Visiting hours in most of Czech monuments are from 9 or 10 a.m. till 5 or 6 p.m. A number of museums, galleries and castles are closed on Mondays, so check ahead. The National Museum is closed on the first Tuesday of the month. The State Jewish Museum is closed on Friday afternoons and on Saturdays.
Shops in Prague are generally open Monday to Friday from 09:00 to 18:00 or later and from 09.00 to noon on Saturday. Banks open from 8 a.m. to 5 or 6 p.m. Monday to Friday. Food stores a re open from 7am and many of them stay open on Saturdays till the evening. There are also some hypermarkets that are open non-stop. Many tourist shops in the centre are open daily till 8 p.m.
Most Czechs are aware that their language is a nightmare for foreigners, but a well-timed word or two might reward you with a smile if not noticeably better service, and -- who knows -- it may open a few cultural doors.
158 - Police (Policie)
155 - Ambulance (Zachranna sluzba)
150 - Fire (Hasici)
Other useful numbers:
1180 - Operator and directory inquires (Czech Republic) - but expect to wait as much as 10 min before your call is actually answered
1181 - Operator and directory inquires (international)
133001 - Telegrams 1 'unit' currently costs 3 CZK
The most convenient way is to buy a phonecard.

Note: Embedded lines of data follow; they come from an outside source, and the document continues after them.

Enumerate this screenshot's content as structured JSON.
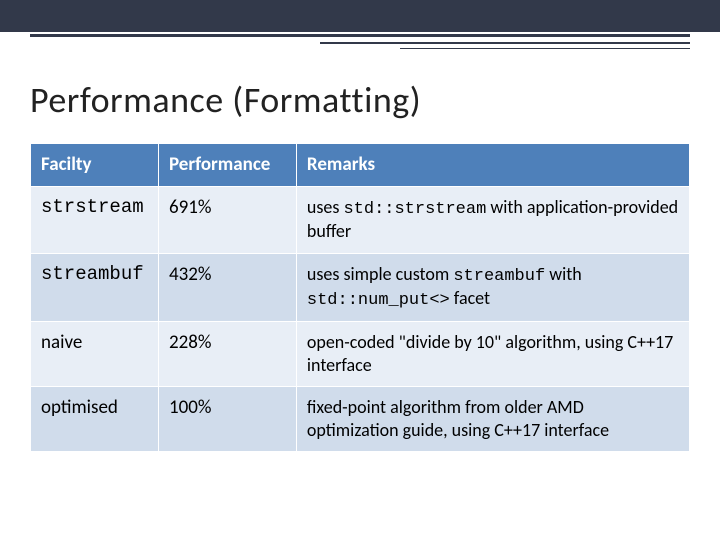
{
  "title": "Performance (Formatting)",
  "headers": {
    "facility": "Facilty",
    "performance": "Performance",
    "remarks": "Remarks"
  },
  "rows": [
    {
      "facility": "strstream",
      "facility_mono": true,
      "performance": "691%",
      "remarks_pre": "uses ",
      "remarks_code": "std::strstream",
      "remarks_post": " with application-provided buffer"
    },
    {
      "facility": "streambuf",
      "facility_mono": true,
      "performance": "432%",
      "remarks_pre": "uses simple custom ",
      "remarks_code": "streambuf",
      "remarks_mid": " with ",
      "remarks_code2": "std::num_put<>",
      "remarks_post": " facet"
    },
    {
      "facility": "naive",
      "facility_mono": false,
      "performance": "228%",
      "remarks_pre": "open-coded \"divide by 10\" algorithm, using C++17 interface",
      "remarks_code": "",
      "remarks_post": ""
    },
    {
      "facility": "optimised",
      "facility_mono": false,
      "performance": "100%",
      "remarks_pre": "fixed-point algorithm from older AMD optimization guide, using C++17 interface",
      "remarks_code": "",
      "remarks_post": ""
    }
  ]
}
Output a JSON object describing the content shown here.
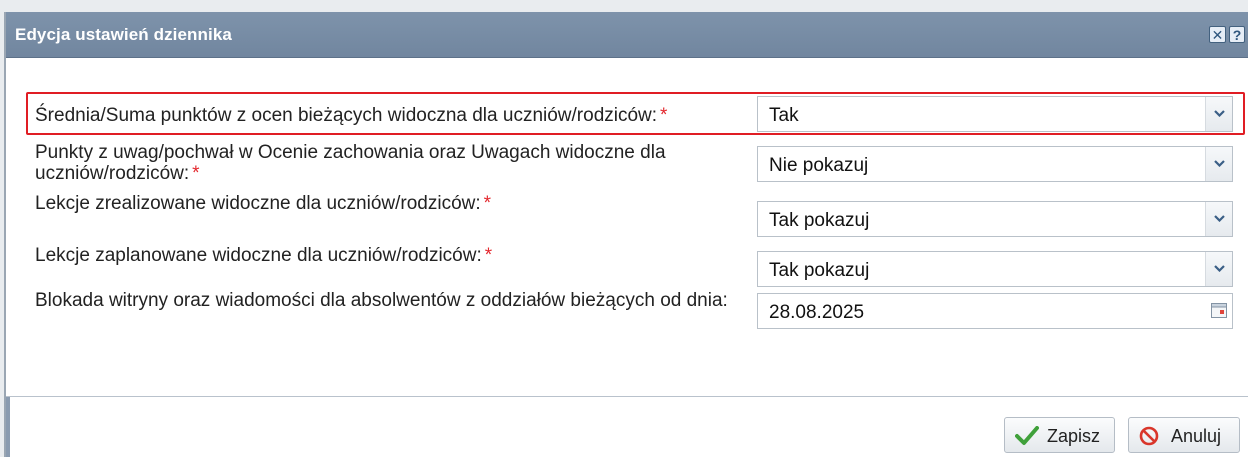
{
  "dialog": {
    "title": "Edycja ustawień dziennika",
    "close_icon_glyph": "✕",
    "help_icon_glyph": "?"
  },
  "fields": [
    {
      "label": "Średnia/Suma punktów z ocen bieżących widoczna dla uczniów/rodziców:",
      "required_marker": "*",
      "value": "Tak",
      "control": "dropdown"
    },
    {
      "label": "Punkty z uwag/pochwał w Ocenie zachowania oraz Uwagach widoczne dla uczniów/rodziców:",
      "required_marker": "*",
      "value": "Nie pokazuj",
      "control": "dropdown"
    },
    {
      "label": "Lekcje zrealizowane widoczne dla uczniów/rodziców:",
      "required_marker": "*",
      "value": "Tak pokazuj",
      "control": "dropdown"
    },
    {
      "label": "Lekcje zaplanowane widoczne dla uczniów/rodziców:",
      "required_marker": "*",
      "value": "Tak pokazuj",
      "control": "dropdown"
    },
    {
      "label": "Blokada witryny oraz wiadomości dla absolwentów z oddziałów bieżących od dnia:",
      "value": "28.08.2025",
      "control": "date"
    }
  ],
  "buttons": {
    "save_label": "Zapisz",
    "cancel_label": "Anuluj"
  },
  "colors": {
    "titlebar": "#778ca5",
    "highlight_border": "#e01d24",
    "required_marker": "#e3282e",
    "save_icon": "#3fa03a",
    "cancel_icon": "#d9362b"
  }
}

Cards of various denominations (50,100,200 units can be bought at post offices, newsagents, hotels, kiosks, and some other shops.
Post offices (posta) are generally open between 08.00 and 18.00. The main post office is at Jindrisska 14 in Prague 1, just a few metres from Wenceslas Square is open 24 hours a day although it operates a reduced service during the night.
5.40 CZK - Letters nationally (up to 20 g)
9 CZK - Letters to Europe (by air)
14 CZK - Letters to outside of Europe
Apart from post offices, stamps (znamky) can also be bought at newsagents (noviny, tabak, trafika).